◆ WHAT TO DO
Below you will find a set of lines. Repeat them all exactly.

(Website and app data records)
● ● ● ●

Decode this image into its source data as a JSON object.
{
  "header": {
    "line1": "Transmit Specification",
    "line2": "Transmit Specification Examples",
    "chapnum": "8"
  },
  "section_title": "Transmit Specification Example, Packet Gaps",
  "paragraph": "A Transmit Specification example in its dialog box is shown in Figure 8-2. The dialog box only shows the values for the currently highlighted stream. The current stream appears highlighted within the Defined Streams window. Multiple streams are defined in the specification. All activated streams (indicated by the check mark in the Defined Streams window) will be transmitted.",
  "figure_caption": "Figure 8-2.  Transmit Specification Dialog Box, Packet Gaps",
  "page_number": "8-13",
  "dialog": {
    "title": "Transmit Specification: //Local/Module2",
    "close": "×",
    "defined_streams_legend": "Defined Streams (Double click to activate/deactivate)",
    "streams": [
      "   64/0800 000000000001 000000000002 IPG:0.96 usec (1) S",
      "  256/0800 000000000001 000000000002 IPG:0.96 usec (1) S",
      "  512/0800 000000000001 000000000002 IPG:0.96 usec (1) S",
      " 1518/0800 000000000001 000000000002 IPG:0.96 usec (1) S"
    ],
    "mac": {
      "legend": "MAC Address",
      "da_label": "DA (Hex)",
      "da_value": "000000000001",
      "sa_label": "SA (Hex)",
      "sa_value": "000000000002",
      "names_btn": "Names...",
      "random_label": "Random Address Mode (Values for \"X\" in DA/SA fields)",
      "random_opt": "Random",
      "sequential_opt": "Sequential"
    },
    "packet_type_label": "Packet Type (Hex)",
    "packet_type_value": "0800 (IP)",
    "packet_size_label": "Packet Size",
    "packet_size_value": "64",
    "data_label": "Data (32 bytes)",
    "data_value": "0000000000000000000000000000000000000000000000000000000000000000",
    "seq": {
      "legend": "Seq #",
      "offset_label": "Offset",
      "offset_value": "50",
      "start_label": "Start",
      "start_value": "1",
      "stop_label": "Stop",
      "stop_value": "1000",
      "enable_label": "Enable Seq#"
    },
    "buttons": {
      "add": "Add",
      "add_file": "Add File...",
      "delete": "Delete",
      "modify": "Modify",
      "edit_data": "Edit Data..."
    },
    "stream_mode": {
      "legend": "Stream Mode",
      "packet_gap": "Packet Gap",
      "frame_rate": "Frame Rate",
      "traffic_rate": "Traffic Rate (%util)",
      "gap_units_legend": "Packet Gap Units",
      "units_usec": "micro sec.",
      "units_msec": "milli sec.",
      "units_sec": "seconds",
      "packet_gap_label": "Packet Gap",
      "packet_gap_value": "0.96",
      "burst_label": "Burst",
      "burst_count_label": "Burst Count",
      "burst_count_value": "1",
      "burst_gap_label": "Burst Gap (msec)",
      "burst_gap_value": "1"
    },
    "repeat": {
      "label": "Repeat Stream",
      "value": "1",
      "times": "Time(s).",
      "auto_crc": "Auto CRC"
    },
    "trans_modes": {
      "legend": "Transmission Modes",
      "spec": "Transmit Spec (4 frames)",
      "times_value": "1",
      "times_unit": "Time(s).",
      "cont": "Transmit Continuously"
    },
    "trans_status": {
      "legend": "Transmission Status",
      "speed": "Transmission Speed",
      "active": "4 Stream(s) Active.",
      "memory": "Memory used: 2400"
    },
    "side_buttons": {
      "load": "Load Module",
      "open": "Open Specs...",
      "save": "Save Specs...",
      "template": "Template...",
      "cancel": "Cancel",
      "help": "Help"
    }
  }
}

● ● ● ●

◆ SOLUTION TO THE EXERCISE
Decode this image into its source data as a JSON object.
{
  "header": {
    "line1": "Transmit Specification",
    "line2": "Transmit Specification Examples",
    "chapnum": "8"
  },
  "section_title": "Transmit Specification Example, Packet Gaps",
  "paragraph": "A Transmit Specification example in its dialog box is shown in Figure 8-2. The dialog box only shows the values for the currently highlighted stream. The current stream appears highlighted within the Defined Streams window. Multiple streams are defined in the specification. All activated streams (indicated by the check mark in the Defined Streams window) will be transmitted.",
  "figure_caption": "Figure 8-2.  Transmit Specification Dialog Box, Packet Gaps",
  "page_number": "8-13",
  "dialog": {
    "title": "Transmit Specification: //Local/Module2",
    "close": "×",
    "defined_streams_legend": "Defined Streams (Double click to activate/deactivate)",
    "streams": [
      "   64/0800 000000000001 000000000002 IPG:0.96 usec (1) S",
      "  256/0800 000000000001 000000000002 IPG:0.96 usec (1) S",
      "  512/0800 000000000001 000000000002 IPG:0.96 usec (1) S",
      " 1518/0800 000000000001 000000000002 IPG:0.96 usec (1) S"
    ],
    "mac": {
      "legend": "MAC Address",
      "da_label": "DA (Hex)",
      "da_value": "000000000001",
      "sa_label": "SA (Hex)",
      "sa_value": "000000000002",
      "names_btn": "Names...",
      "random_label": "Random Address Mode (Values for \"X\" in DA/SA fields)",
      "random_opt": "Random",
      "sequential_opt": "Sequential"
    },
    "packet_type_label": "Packet Type (Hex)",
    "packet_type_value": "0800 (IP)",
    "packet_size_label": "Packet Size",
    "packet_size_value": "64",
    "data_label": "Data (32 bytes)",
    "data_value": "0000000000000000000000000000000000000000000000000000000000000000",
    "seq": {
      "legend": "Seq #",
      "offset_label": "Offset",
      "offset_value": "50",
      "start_label": "Start",
      "start_value": "1",
      "stop_label": "Stop",
      "stop_value": "1000",
      "enable_label": "Enable Seq#"
    },
    "buttons": {
      "add": "Add",
      "add_file": "Add File...",
      "delete": "Delete",
      "modify": "Modify",
      "edit_data": "Edit Data..."
    },
    "stream_mode": {
      "legend": "Stream Mode",
      "packet_gap": "Packet Gap",
      "frame_rate": "Frame Rate",
      "traffic_rate": "Traffic Rate (%util)",
      "gap_units_legend": "Packet Gap Units",
      "units_usec": "micro sec.",
      "units_msec": "milli sec.",
      "units_sec": "seconds",
      "packet_gap_label": "Packet Gap",
      "packet_gap_value": "0.96",
      "burst_label": "Burst",
      "burst_count_label": "Burst Count",
      "burst_count_value": "1",
      "burst_gap_label": "Burst Gap (msec)",
      "burst_gap_value": "1"
    },
    "repeat": {
      "label": "Repeat Stream",
      "value": "1",
      "times": "Time(s).",
      "auto_crc": "Auto CRC"
    },
    "trans_modes": {
      "legend": "Transmission Modes",
      "spec": "Transmit Spec (4 frames)",
      "times_value": "1",
      "times_unit": "Time(s).",
      "cont": "Transmit Continuously"
    },
    "trans_status": {
      "legend": "Transmission Status",
      "speed": "Transmission Speed",
      "active": "4 Stream(s) Active.",
      "memory": "Memory used: 2400"
    },
    "side_buttons": {
      "load": "Load Module",
      "open": "Open Specs...",
      "save": "Save Specs...",
      "template": "Template...",
      "cancel": "Cancel",
      "help": "Help"
    }
  }
}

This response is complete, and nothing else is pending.